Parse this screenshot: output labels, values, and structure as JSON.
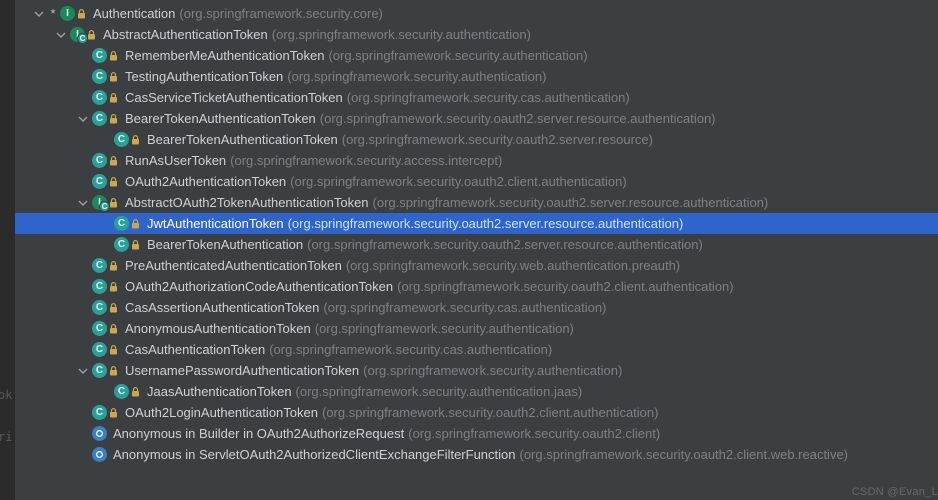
{
  "watermark": "CSDN @Evan_L",
  "left_fragments": {
    "a": "ok",
    "b": "ri"
  },
  "tree": [
    {
      "depth": 0,
      "chev": "down",
      "star": true,
      "icon": "interface",
      "lock": true,
      "name": "Authentication",
      "pkg": "(org.springframework.security.core)",
      "selected": false
    },
    {
      "depth": 1,
      "chev": "down",
      "star": false,
      "icon": "interface",
      "lock": true,
      "overlay": true,
      "name": "AbstractAuthenticationToken",
      "pkg": "(org.springframework.security.authentication)",
      "selected": false
    },
    {
      "depth": 2,
      "chev": "",
      "star": false,
      "icon": "class",
      "lock": true,
      "name": "RememberMeAuthenticationToken",
      "pkg": "(org.springframework.security.authentication)",
      "selected": false
    },
    {
      "depth": 2,
      "chev": "",
      "star": false,
      "icon": "class",
      "lock": true,
      "name": "TestingAuthenticationToken",
      "pkg": "(org.springframework.security.authentication)",
      "selected": false
    },
    {
      "depth": 2,
      "chev": "",
      "star": false,
      "icon": "class",
      "lock": true,
      "name": "CasServiceTicketAuthenticationToken",
      "pkg": "(org.springframework.security.cas.authentication)",
      "selected": false
    },
    {
      "depth": 2,
      "chev": "down",
      "star": false,
      "icon": "class",
      "lock": true,
      "name": "BearerTokenAuthenticationToken",
      "pkg": "(org.springframework.security.oauth2.server.resource.authentication)",
      "selected": false
    },
    {
      "depth": 3,
      "chev": "",
      "star": false,
      "icon": "class",
      "lock": true,
      "name": "BearerTokenAuthenticationToken",
      "pkg": "(org.springframework.security.oauth2.server.resource)",
      "selected": false
    },
    {
      "depth": 2,
      "chev": "",
      "star": false,
      "icon": "class",
      "lock": true,
      "name": "RunAsUserToken",
      "pkg": "(org.springframework.security.access.intercept)",
      "selected": false
    },
    {
      "depth": 2,
      "chev": "",
      "star": false,
      "icon": "class",
      "lock": true,
      "name": "OAuth2AuthenticationToken",
      "pkg": "(org.springframework.security.oauth2.client.authentication)",
      "selected": false
    },
    {
      "depth": 2,
      "chev": "down",
      "star": false,
      "icon": "interface",
      "lock": true,
      "overlay": true,
      "name": "AbstractOAuth2TokenAuthenticationToken",
      "pkg": "(org.springframework.security.oauth2.server.resource.authentication)",
      "selected": false
    },
    {
      "depth": 3,
      "chev": "",
      "star": false,
      "icon": "class",
      "lock": true,
      "name": "JwtAuthenticationToken",
      "pkg": "(org.springframework.security.oauth2.server.resource.authentication)",
      "selected": true
    },
    {
      "depth": 3,
      "chev": "",
      "star": false,
      "icon": "class",
      "lock": true,
      "name": "BearerTokenAuthentication",
      "pkg": "(org.springframework.security.oauth2.server.resource.authentication)",
      "selected": false
    },
    {
      "depth": 2,
      "chev": "",
      "star": false,
      "icon": "class",
      "lock": true,
      "name": "PreAuthenticatedAuthenticationToken",
      "pkg": "(org.springframework.security.web.authentication.preauth)",
      "selected": false
    },
    {
      "depth": 2,
      "chev": "",
      "star": false,
      "icon": "class",
      "lock": true,
      "name": "OAuth2AuthorizationCodeAuthenticationToken",
      "pkg": "(org.springframework.security.oauth2.client.authentication)",
      "selected": false
    },
    {
      "depth": 2,
      "chev": "",
      "star": false,
      "icon": "class",
      "lock": true,
      "name": "CasAssertionAuthenticationToken",
      "pkg": "(org.springframework.security.cas.authentication)",
      "selected": false
    },
    {
      "depth": 2,
      "chev": "",
      "star": false,
      "icon": "class",
      "lock": true,
      "name": "AnonymousAuthenticationToken",
      "pkg": "(org.springframework.security.authentication)",
      "selected": false
    },
    {
      "depth": 2,
      "chev": "",
      "star": false,
      "icon": "class",
      "lock": true,
      "name": "CasAuthenticationToken",
      "pkg": "(org.springframework.security.cas.authentication)",
      "selected": false
    },
    {
      "depth": 2,
      "chev": "down",
      "star": false,
      "icon": "class",
      "lock": true,
      "name": "UsernamePasswordAuthenticationToken",
      "pkg": "(org.springframework.security.authentication)",
      "selected": false
    },
    {
      "depth": 3,
      "chev": "",
      "star": false,
      "icon": "class",
      "lock": true,
      "name": "JaasAuthenticationToken",
      "pkg": "(org.springframework.security.authentication.jaas)",
      "selected": false
    },
    {
      "depth": 2,
      "chev": "",
      "star": false,
      "icon": "class",
      "lock": true,
      "name": "OAuth2LoginAuthenticationToken",
      "pkg": "(org.springframework.security.oauth2.client.authentication)",
      "selected": false
    },
    {
      "depth": 2,
      "chev": "",
      "star": false,
      "icon": "blue",
      "lock": false,
      "name": "Anonymous in Builder in OAuth2AuthorizeRequest",
      "pkg": "(org.springframework.security.oauth2.client)",
      "selected": false
    },
    {
      "depth": 2,
      "chev": "",
      "star": false,
      "icon": "blue",
      "lock": false,
      "name": "Anonymous in ServletOAuth2AuthorizedClientExchangeFilterFunction",
      "pkg": "(org.springframework.security.oauth2.client.web.reactive)",
      "selected": false
    }
  ]
}
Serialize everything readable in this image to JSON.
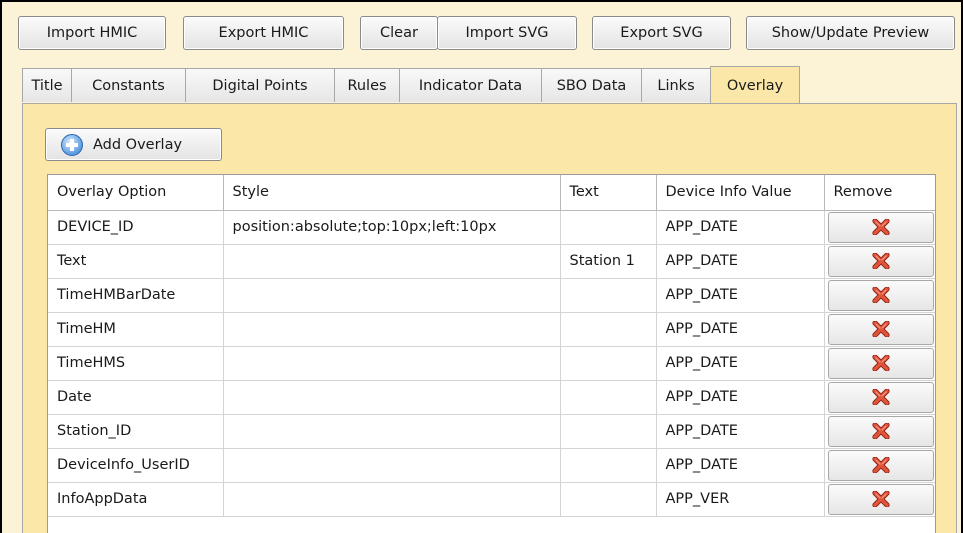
{
  "toolbar": {
    "import_hmic": "Import HMIC",
    "export_hmic": "Export HMIC",
    "clear": "Clear",
    "import_svg": "Import SVG",
    "export_svg": "Export SVG",
    "show_update_preview": "Show/Update Preview"
  },
  "tabs": [
    {
      "label": "Title"
    },
    {
      "label": "Constants"
    },
    {
      "label": "Digital Points"
    },
    {
      "label": "Rules"
    },
    {
      "label": "Indicator Data"
    },
    {
      "label": "SBO Data"
    },
    {
      "label": "Links"
    },
    {
      "label": "Overlay",
      "active": true
    }
  ],
  "overlay": {
    "add_button_label": "Add Overlay",
    "columns": [
      "Overlay Option",
      "Style",
      "Text",
      "Device Info Value",
      "Remove"
    ],
    "rows": [
      {
        "option": "DEVICE_ID",
        "style": "position:absolute;top:10px;left:10px",
        "text": "",
        "device_info": "APP_DATE"
      },
      {
        "option": "Text",
        "style": "",
        "text": "Station 1",
        "device_info": "APP_DATE"
      },
      {
        "option": "TimeHMBarDate",
        "style": "",
        "text": "",
        "device_info": "APP_DATE"
      },
      {
        "option": "TimeHM",
        "style": "",
        "text": "",
        "device_info": "APP_DATE"
      },
      {
        "option": "TimeHMS",
        "style": "",
        "text": "",
        "device_info": "APP_DATE"
      },
      {
        "option": "Date",
        "style": "",
        "text": "",
        "device_info": "APP_DATE"
      },
      {
        "option": "Station_ID",
        "style": "",
        "text": "",
        "device_info": "APP_DATE"
      },
      {
        "option": "DeviceInfo_UserID",
        "style": "",
        "text": "",
        "device_info": "APP_DATE"
      },
      {
        "option": "InfoAppData",
        "style": "",
        "text": "",
        "device_info": "APP_VER"
      }
    ],
    "remove_icon": "red-x-icon"
  },
  "colors": {
    "window_background": "#fcf3d7",
    "panel_background": "#fbe8a9",
    "remove_icon": "#d9472b"
  }
}
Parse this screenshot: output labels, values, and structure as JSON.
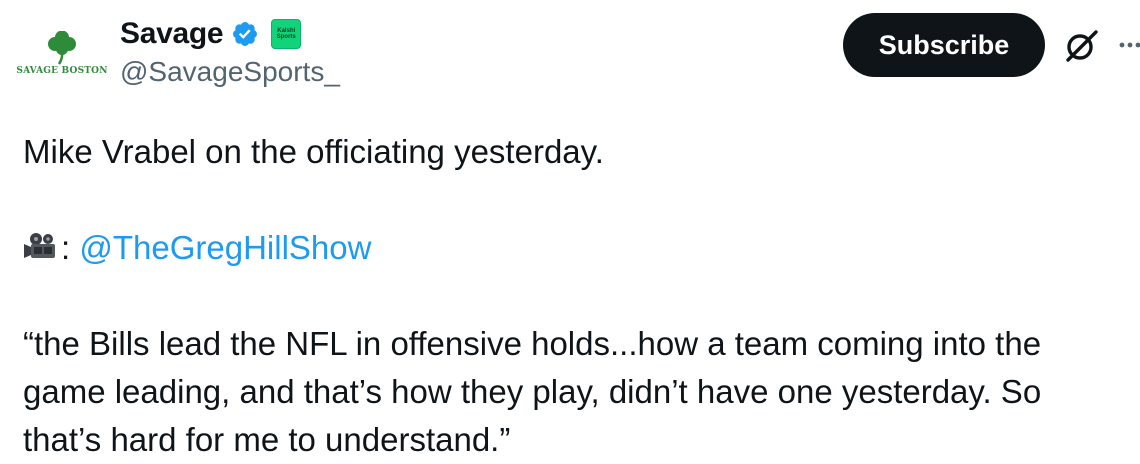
{
  "header": {
    "avatar": {
      "icon": "shamrock-icon",
      "text": "SAVAGE BOSTON",
      "brand_color": "#2e8b3a"
    },
    "display_name": "Savage",
    "verified_icon": "verified-badge-icon",
    "verified_color": "#1d9bf0",
    "affiliate_badge": {
      "line1": "Kalshi",
      "line2": "Sports",
      "color": "#0fd47a"
    },
    "handle": "@SavageSports_"
  },
  "actions": {
    "subscribe_label": "Subscribe",
    "grok_icon": "grok-icon",
    "more_icon": "more-icon"
  },
  "tweet": {
    "line1": "Mike Vrabel on the officiating yesterday.",
    "camera_icon": "movie-camera-icon",
    "credit_separator": ":",
    "credit_mention": "@TheGregHillShow",
    "mention_color": "#1d9bf0",
    "quote_lines": [
      "“the Bills lead the NFL in offensive holds...how a team coming into the",
      "game leading, and that’s how they play, didn’t have one yesterday. So",
      "that’s hard for me to understand.”"
    ]
  }
}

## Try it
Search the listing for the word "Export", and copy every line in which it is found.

## Expected answer
    "export_hmic": "Export HMIC",
    "export_svg": "Export SVG",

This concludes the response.